Material provided:
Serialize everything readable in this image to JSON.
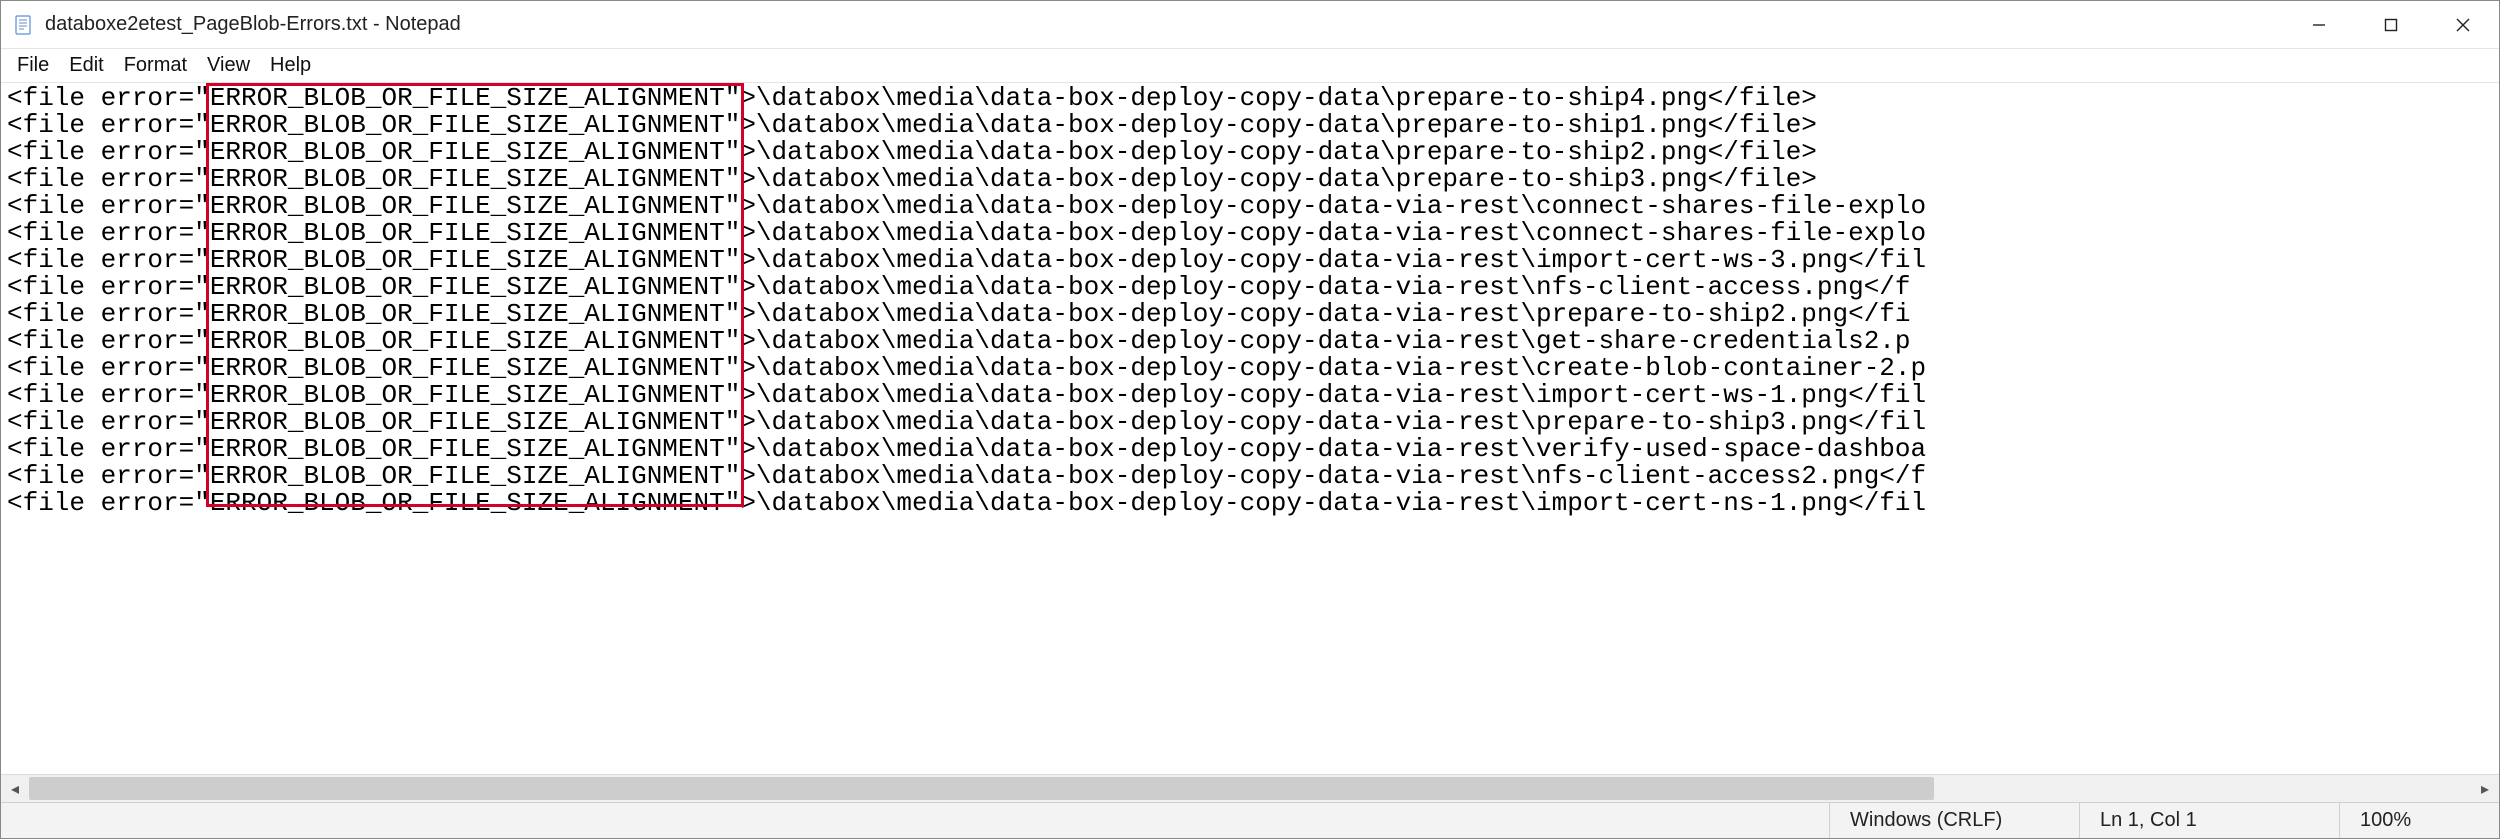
{
  "window": {
    "icon_name": "notepad-icon",
    "title": "databoxe2etest_PageBlob-Errors.txt - Notepad"
  },
  "window_controls": {
    "minimize": "minimize-icon",
    "maximize": "maximize-icon",
    "close": "close-icon"
  },
  "menu": {
    "file": "File",
    "edit": "Edit",
    "format": "Format",
    "view": "View",
    "help": "Help"
  },
  "highlight": {
    "note": "Lines 1-16 full error code highlighted; line 17 partial highlight",
    "text": "ERROR_BLOB_OR_FILE_SIZE_ALIGNMENT"
  },
  "content": {
    "lines": [
      "<file error=\"ERROR_BLOB_OR_FILE_SIZE_ALIGNMENT\">\\databox\\media\\data-box-deploy-copy-data\\prepare-to-ship4.png</file>",
      "<file error=\"ERROR_BLOB_OR_FILE_SIZE_ALIGNMENT\">\\databox\\media\\data-box-deploy-copy-data\\prepare-to-ship1.png</file>",
      "<file error=\"ERROR_BLOB_OR_FILE_SIZE_ALIGNMENT\">\\databox\\media\\data-box-deploy-copy-data\\prepare-to-ship2.png</file>",
      "<file error=\"ERROR_BLOB_OR_FILE_SIZE_ALIGNMENT\">\\databox\\media\\data-box-deploy-copy-data\\prepare-to-ship3.png</file>",
      "<file error=\"ERROR_BLOB_OR_FILE_SIZE_ALIGNMENT\">\\databox\\media\\data-box-deploy-copy-data-via-rest\\connect-shares-file-explo",
      "<file error=\"ERROR_BLOB_OR_FILE_SIZE_ALIGNMENT\">\\databox\\media\\data-box-deploy-copy-data-via-rest\\connect-shares-file-explo",
      "<file error=\"ERROR_BLOB_OR_FILE_SIZE_ALIGNMENT\">\\databox\\media\\data-box-deploy-copy-data-via-rest\\import-cert-ws-3.png</fil",
      "<file error=\"ERROR_BLOB_OR_FILE_SIZE_ALIGNMENT\">\\databox\\media\\data-box-deploy-copy-data-via-rest\\nfs-client-access.png</f",
      "<file error=\"ERROR_BLOB_OR_FILE_SIZE_ALIGNMENT\">\\databox\\media\\data-box-deploy-copy-data-via-rest\\prepare-to-ship2.png</fi",
      "<file error=\"ERROR_BLOB_OR_FILE_SIZE_ALIGNMENT\">\\databox\\media\\data-box-deploy-copy-data-via-rest\\get-share-credentials2.p",
      "<file error=\"ERROR_BLOB_OR_FILE_SIZE_ALIGNMENT\">\\databox\\media\\data-box-deploy-copy-data-via-rest\\create-blob-container-2.p",
      "<file error=\"ERROR_BLOB_OR_FILE_SIZE_ALIGNMENT\">\\databox\\media\\data-box-deploy-copy-data-via-rest\\import-cert-ws-1.png</fil",
      "<file error=\"ERROR_BLOB_OR_FILE_SIZE_ALIGNMENT\">\\databox\\media\\data-box-deploy-copy-data-via-rest\\prepare-to-ship3.png</fil",
      "<file error=\"ERROR_BLOB_OR_FILE_SIZE_ALIGNMENT\">\\databox\\media\\data-box-deploy-copy-data-via-rest\\verify-used-space-dashboa",
      "<file error=\"ERROR_BLOB_OR_FILE_SIZE_ALIGNMENT\">\\databox\\media\\data-box-deploy-copy-data-via-rest\\nfs-client-access2.png</f",
      "<file error=\"ERROR_BLOB_OR_FILE_SIZE_ALIGNMENT\">\\databox\\media\\data-box-deploy-copy-data-via-rest\\import-cert-ns-1.png</fil"
    ]
  },
  "status": {
    "line_ending": "Windows (CRLF)",
    "position": "Ln 1, Col 1",
    "zoom": "100%"
  }
}
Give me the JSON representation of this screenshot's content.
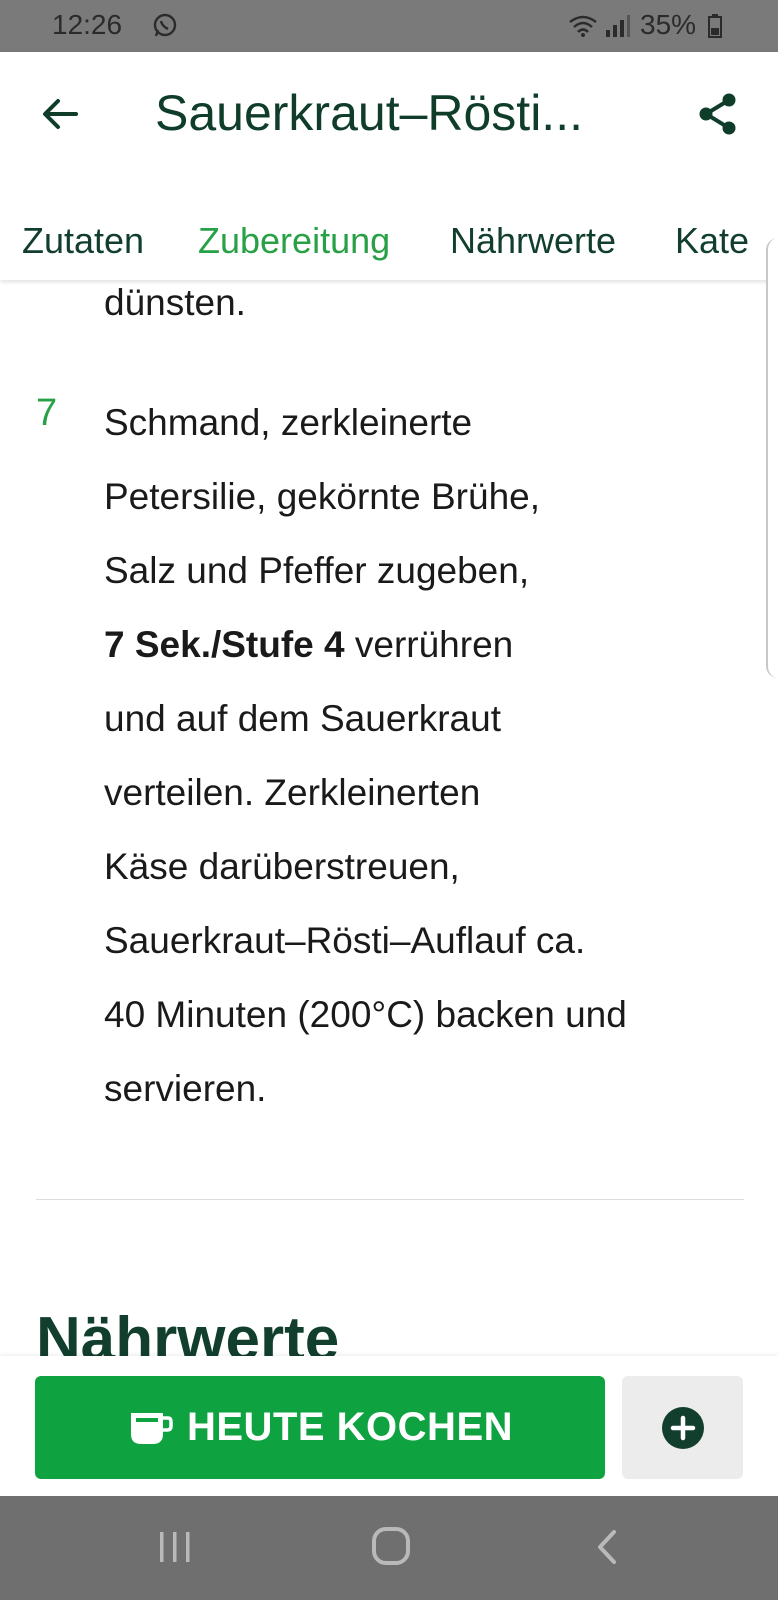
{
  "status_bar": {
    "time": "12:26",
    "battery": "35%"
  },
  "header": {
    "title": "Sauerkraut–Rösti..."
  },
  "tabs": [
    {
      "label": "Zutaten",
      "active": false
    },
    {
      "label": "Zubereitung",
      "active": true
    },
    {
      "label": "Nährwerte",
      "active": false
    },
    {
      "label": "Kate",
      "active": false
    }
  ],
  "content": {
    "prev_step_tail": "dünsten.",
    "step": {
      "number": "7",
      "lines": [
        "Schmand, zerkleinerte",
        "Petersilie, gekörnte Brühe,",
        "Salz und Pfeffer zugeben,",
        "7 Sek./Stufe 4 verrühren",
        "und auf dem Sauerkraut",
        "verteilen. Zerkleinerten",
        "Käse darüberstreuen,",
        "Sauerkraut–Rösti–Auflauf ca.",
        "40 Minuten (200°C) backen und",
        "servieren."
      ],
      "bold_text": "7 Sek./Stufe 4",
      "after_bold": " verrühren"
    },
    "section_heading": "Nährwerte"
  },
  "bottom": {
    "cook_label": "HEUTE KOCHEN"
  },
  "colors": {
    "accent": "#27a046",
    "button": "#0fa240",
    "title": "#0f3d2a"
  },
  "icons": [
    "whatsapp-icon",
    "wifi-icon",
    "signal-icon",
    "battery-icon",
    "back-arrow-icon",
    "share-icon",
    "cup-icon",
    "plus-circle-icon",
    "recent-apps-icon",
    "home-icon",
    "back-icon"
  ]
}
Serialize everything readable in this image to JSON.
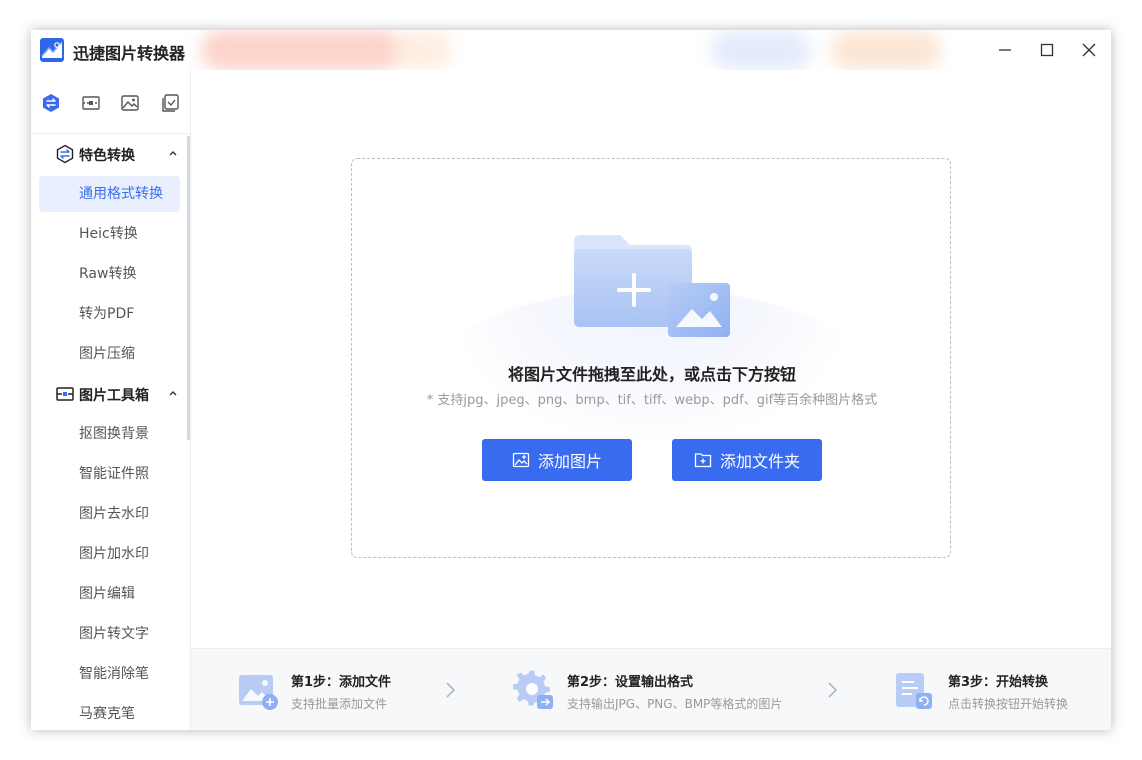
{
  "app": {
    "title": "迅捷图片转换器",
    "accent_color": "#386bef"
  },
  "window_controls": {
    "minimize_icon": "minimize-icon",
    "maximize_icon": "maximize-icon",
    "close_icon": "close-icon"
  },
  "side_tabs": [
    {
      "icon": "convert-tab-icon",
      "active": true
    },
    {
      "icon": "toolbox-tab-icon",
      "active": false
    },
    {
      "icon": "image-tab-icon",
      "active": false
    },
    {
      "icon": "tasks-tab-icon",
      "active": false
    }
  ],
  "sidebar": {
    "groups": [
      {
        "label": "特色转换",
        "icon": "convert-icon",
        "expanded": true,
        "items": [
          "通用格式转换",
          "Heic转换",
          "Raw转换",
          "转为PDF",
          "图片压缩"
        ]
      },
      {
        "label": "图片工具箱",
        "icon": "toolbox-icon",
        "expanded": true,
        "items": [
          "抠图换背景",
          "智能证件照",
          "图片去水印",
          "图片加水印",
          "图片编辑",
          "图片转文字",
          "智能消除笔",
          "马赛克笔"
        ]
      }
    ],
    "active_item": "通用格式转换"
  },
  "dropzone": {
    "title": "将图片文件拖拽至此处，或点击下方按钮",
    "hint": "* 支持jpg、jpeg、png、bmp、tif、tiff、webp、pdf、gif等百余种图片格式",
    "add_image_label": "添加图片",
    "add_folder_label": "添加文件夹"
  },
  "steps": [
    {
      "title": "第1步：添加文件",
      "desc": "支持批量添加文件",
      "icon": "add-file-step-icon"
    },
    {
      "title": "第2步：设置输出格式",
      "desc": "支持输出JPG、PNG、BMP等格式的图片",
      "icon": "settings-step-icon"
    },
    {
      "title": "第3步：开始转换",
      "desc": "点击转换按钮开始转换",
      "icon": "convert-step-icon"
    }
  ]
}
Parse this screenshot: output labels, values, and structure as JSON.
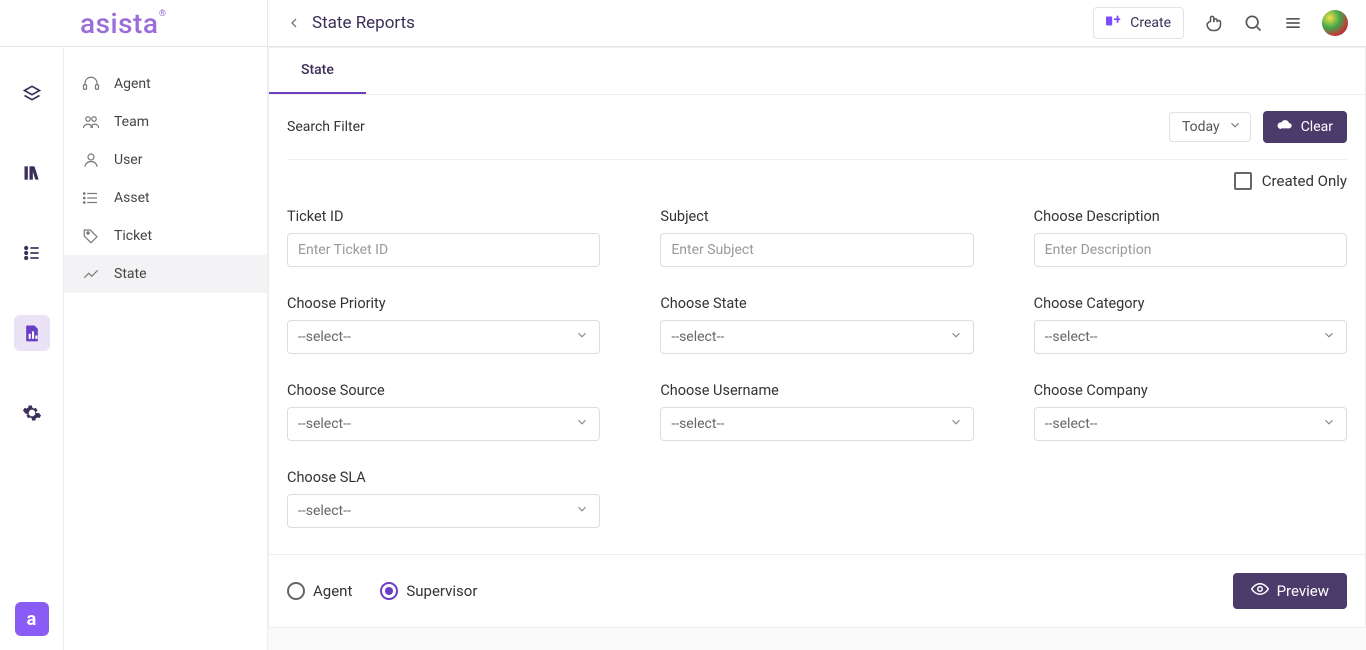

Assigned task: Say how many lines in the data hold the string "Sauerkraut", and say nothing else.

Problem solution: 3